Winter in Southeastern Utah: Arches and Canyonlands
Southeastern Utah is cut by the mighty Colorado River into a vast landscape of mesas called the Colorado River Plateau. The area is flanked by the snowy La Sal Mountain range and offers a slew of wintertime recreation, such as hiking in state and national parks and on BLM lands, world-renowned mountain biking, four-wheeling and off-road driving on the famed Poison Spider trail to name just a few seasonal highlights in these winter wonderlands. Moab is the center of the action in this part of the state and known for its reputation as a jumping off point for red rock adventure, even during the colder months of winter. The town is within easy striking distance of Arches and Canyonlands National Parks as well as Dead Horse Point State Park and in the center of a vast map of public lands to play in. For a fun cold weather vacation, book your travel to southeastern Utah – home of the best national parks in winter!
Arches National Park
One of Utah's most popular parks lives up to its name, with a vast array of mind-boggling sandstone arches around every corner. Arches National Park is packed in summertime, mainly because of the easy hike to its show pony: Delicate Arch. But like other Utah national parks in winter, it’s blissfully uncrowded come this time of year, so be sure to check it out.
As the National Park Service points out, while most hiking trails are open throughout the year, some care is needed to safely navigate the rocky Arches trails in winter. Popular trails may become icy from packed snow while drifting snow can conceal cairns, which are the small towers of stone that mark trails across the slickrock landscapes.
Devils Garden Campground is open first come, first served in the winter months before returning to a reservation system in March.
Canyonlands National Park
Perhaps one of the park’s system most disjointed areas of wild majesty, Canyonlands National Park is truly a puzzle thanks to the canyon-carving power of the Colorado and Green rivers.
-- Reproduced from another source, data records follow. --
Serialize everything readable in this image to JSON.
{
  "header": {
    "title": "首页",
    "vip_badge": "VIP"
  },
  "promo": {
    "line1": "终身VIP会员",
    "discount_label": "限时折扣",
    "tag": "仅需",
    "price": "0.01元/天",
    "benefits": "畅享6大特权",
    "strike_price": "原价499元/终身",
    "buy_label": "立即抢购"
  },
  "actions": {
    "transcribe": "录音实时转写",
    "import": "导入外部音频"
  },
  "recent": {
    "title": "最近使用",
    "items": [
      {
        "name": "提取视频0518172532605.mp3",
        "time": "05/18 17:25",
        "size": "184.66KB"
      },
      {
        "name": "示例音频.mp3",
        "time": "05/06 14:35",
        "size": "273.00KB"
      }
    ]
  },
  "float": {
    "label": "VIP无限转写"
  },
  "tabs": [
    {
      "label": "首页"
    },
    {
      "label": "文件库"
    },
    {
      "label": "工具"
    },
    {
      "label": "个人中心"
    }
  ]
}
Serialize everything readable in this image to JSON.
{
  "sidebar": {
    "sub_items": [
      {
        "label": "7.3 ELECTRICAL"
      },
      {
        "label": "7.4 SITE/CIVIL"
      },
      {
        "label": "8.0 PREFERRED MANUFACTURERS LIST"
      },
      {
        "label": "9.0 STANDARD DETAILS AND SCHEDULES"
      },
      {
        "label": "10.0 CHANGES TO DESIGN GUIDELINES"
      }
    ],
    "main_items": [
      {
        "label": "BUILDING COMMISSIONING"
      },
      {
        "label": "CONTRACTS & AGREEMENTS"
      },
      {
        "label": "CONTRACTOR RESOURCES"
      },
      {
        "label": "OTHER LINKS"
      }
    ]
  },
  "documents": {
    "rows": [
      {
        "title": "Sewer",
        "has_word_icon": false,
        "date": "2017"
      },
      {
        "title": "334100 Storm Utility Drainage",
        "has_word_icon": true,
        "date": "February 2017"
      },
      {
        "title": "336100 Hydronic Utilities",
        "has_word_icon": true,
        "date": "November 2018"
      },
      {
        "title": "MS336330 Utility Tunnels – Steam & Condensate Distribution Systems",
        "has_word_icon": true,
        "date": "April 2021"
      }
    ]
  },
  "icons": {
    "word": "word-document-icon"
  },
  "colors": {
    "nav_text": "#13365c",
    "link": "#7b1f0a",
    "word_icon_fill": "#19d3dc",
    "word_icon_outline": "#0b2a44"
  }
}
Divided by the rugged topography of the landscape into three districts — Needles, Island in the Sky and the honestly named Maze — the park beautifully befuddles. The Islands in the Sky area is the most easily accessible, while Needles and the rugged Maze offer more backcountry experiences.
The park is always open, and the Island in the Sky Visitor Center is your gateway to the most popular section of Canyonlands, which remains open 9 a.m. to 4 p.m. throughout the winter, except major holidays. The Needles Visitor Center closes December to mid-February, but well-prepared adventurers with the right gear can still enjoy trips to this tranquil district.
Base camp: Moab
Where to stay: Moab is a year-round destination and most of its lodging options are open all 12 months. Familiar chains like the Fairfield Inn all have outposts in the town and make solid bases for your excursions and the rustic and scenic Red Cliffs Lodge continues to stand atop the TripAdvisor rankings. But do consider staying at least one night in the yurts at Dead Horse Point State Park during your trip. These round Mongolian-style tents sleep a cozy six or a roomy two and come equipped with burly heaters. It’s a bathroom-outside affair but the view of the stars at night are worth the chilly walk to the heated restroom. Reservations available at Dead Horse Point State Park.
Red Cliffs Lodge
Milepost 14, Highway 128
Moab, Utah 84532
1863 N. Highway 191 Moab, (435) 259-5350
Explore more Moab accommodations.
Where to eat: The Twisted Sisters Cafe is a friendly spot owned by its namesakes — two smart-aleckey and, well, twisted sisters who you’ll often finding behind the bar serving up delicious margaritas.
11 E. 100 North, Moab
Where to eat: The aptly named Eklecticafé is the best breakfast stop in town and boasts a vegan-friendly menu.
352 N. Main St, Moab
Make a note: the best national parks in winter are in southeastern Utah. Bundle up and plan to visit.